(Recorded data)
.....

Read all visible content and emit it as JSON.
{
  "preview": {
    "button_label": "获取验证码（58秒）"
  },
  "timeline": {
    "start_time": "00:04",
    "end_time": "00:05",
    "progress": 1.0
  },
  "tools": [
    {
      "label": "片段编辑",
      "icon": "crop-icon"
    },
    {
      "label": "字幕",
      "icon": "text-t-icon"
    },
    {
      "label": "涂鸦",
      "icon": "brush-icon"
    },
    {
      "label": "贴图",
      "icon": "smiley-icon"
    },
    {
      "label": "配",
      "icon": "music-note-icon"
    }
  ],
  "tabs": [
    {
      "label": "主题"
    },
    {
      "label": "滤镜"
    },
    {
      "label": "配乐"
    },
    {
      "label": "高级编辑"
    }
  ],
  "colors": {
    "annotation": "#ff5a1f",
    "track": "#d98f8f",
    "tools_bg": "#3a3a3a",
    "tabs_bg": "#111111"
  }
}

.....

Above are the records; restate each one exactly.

▸ **ANSWER SPACE**
Read all visible content and emit it as JSON.
{
  "preview": {
    "button_label": "获取验证码（58秒）"
  },
  "timeline": {
    "start_time": "00:04",
    "end_time": "00:05",
    "progress": 1.0
  },
  "tools": [
    {
      "label": "片段编辑",
      "icon": "crop-icon"
    },
    {
      "label": "字幕",
      "icon": "text-t-icon"
    },
    {
      "label": "涂鸦",
      "icon": "brush-icon"
    },
    {
      "label": "贴图",
      "icon": "smiley-icon"
    },
    {
      "label": "配",
      "icon": "music-note-icon"
    }
  ],
  "tabs": [
    {
      "label": "主题"
    },
    {
      "label": "滤镜"
    },
    {
      "label": "配乐"
    },
    {
      "label": "高级编辑"
    }
  ],
  "colors": {
    "annotation": "#ff5a1f",
    "track": "#d98f8f",
    "tools_bg": "#3a3a3a",
    "tabs_bg": "#111111"
  }
}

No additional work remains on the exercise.